**What is being asked:** Repeat the listing below in full, keeping every character as it is.

**Data extract:**
---+---
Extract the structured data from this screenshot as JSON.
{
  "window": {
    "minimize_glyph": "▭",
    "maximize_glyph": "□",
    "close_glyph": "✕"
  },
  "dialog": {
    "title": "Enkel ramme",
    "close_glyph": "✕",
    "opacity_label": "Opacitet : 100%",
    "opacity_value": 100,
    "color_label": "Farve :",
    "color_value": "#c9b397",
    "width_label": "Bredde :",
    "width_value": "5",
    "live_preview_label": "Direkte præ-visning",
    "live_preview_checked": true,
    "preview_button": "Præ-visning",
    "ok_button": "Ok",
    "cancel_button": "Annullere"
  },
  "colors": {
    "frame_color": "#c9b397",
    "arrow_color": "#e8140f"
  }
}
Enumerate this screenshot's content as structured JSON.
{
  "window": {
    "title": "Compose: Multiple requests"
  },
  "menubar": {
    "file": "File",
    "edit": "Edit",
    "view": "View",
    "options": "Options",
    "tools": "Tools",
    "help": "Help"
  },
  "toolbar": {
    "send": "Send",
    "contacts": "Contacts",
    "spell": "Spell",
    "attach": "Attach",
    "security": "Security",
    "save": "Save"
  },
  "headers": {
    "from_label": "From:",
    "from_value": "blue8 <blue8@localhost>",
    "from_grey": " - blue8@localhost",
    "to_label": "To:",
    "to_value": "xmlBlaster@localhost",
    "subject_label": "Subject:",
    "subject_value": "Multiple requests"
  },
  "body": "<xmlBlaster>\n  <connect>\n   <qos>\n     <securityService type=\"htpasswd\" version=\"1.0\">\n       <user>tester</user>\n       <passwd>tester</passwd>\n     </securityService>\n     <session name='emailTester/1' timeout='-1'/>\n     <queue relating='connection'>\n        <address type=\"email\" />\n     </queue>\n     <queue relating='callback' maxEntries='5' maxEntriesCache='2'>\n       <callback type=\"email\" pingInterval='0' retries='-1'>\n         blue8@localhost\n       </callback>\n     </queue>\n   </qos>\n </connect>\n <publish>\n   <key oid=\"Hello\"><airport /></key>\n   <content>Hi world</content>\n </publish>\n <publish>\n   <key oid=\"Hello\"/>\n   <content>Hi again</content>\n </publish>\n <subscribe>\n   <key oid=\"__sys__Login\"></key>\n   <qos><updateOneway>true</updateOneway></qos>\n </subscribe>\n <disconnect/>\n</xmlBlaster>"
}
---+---
**Response box:**
Extract the structured data from this screenshot as JSON.
{
  "window": {
    "minimize_glyph": "▭",
    "maximize_glyph": "□",
    "close_glyph": "✕"
  },
  "dialog": {
    "title": "Enkel ramme",
    "close_glyph": "✕",
    "opacity_label": "Opacitet : 100%",
    "opacity_value": 100,
    "color_label": "Farve :",
    "color_value": "#c9b397",
    "width_label": "Bredde :",
    "width_value": "5",
    "live_preview_label": "Direkte præ-visning",
    "live_preview_checked": true,
    "preview_button": "Præ-visning",
    "ok_button": "Ok",
    "cancel_button": "Annullere"
  },
  "colors": {
    "frame_color": "#c9b397",
    "arrow_color": "#e8140f"
  }
}
Enumerate this screenshot's content as structured JSON.
{
  "window": {
    "title": "Compose: Multiple requests"
  },
  "menubar": {
    "file": "File",
    "edit": "Edit",
    "view": "View",
    "options": "Options",
    "tools": "Tools",
    "help": "Help"
  },
  "toolbar": {
    "send": "Send",
    "contacts": "Contacts",
    "spell": "Spell",
    "attach": "Attach",
    "security": "Security",
    "save": "Save"
  },
  "headers": {
    "from_label": "From:",
    "from_value": "blue8 <blue8@localhost>",
    "from_grey": " - blue8@localhost",
    "to_label": "To:",
    "to_value": "xmlBlaster@localhost",
    "subject_label": "Subject:",
    "subject_value": "Multiple requests"
  },
  "body": "<xmlBlaster>\n  <connect>\n   <qos>\n     <securityService type=\"htpasswd\" version=\"1.0\">\n       <user>tester</user>\n       <passwd>tester</passwd>\n     </securityService>\n     <session name='emailTester/1' timeout='-1'/>\n     <queue relating='connection'>\n        <address type=\"email\" />\n     </queue>\n     <queue relating='callback' maxEntries='5' maxEntriesCache='2'>\n       <callback type=\"email\" pingInterval='0' retries='-1'>\n         blue8@localhost\n       </callback>\n     </queue>\n   </qos>\n </connect>\n <publish>\n   <key oid=\"Hello\"><airport /></key>\n   <content>Hi world</content>\n </publish>\n <publish>\n   <key oid=\"Hello\"/>\n   <content>Hi again</content>\n </publish>\n <subscribe>\n   <key oid=\"__sys__Login\"></key>\n   <qos><updateOneway>true</updateOneway></qos>\n </subscribe>\n <disconnect/>\n</xmlBlaster>"
}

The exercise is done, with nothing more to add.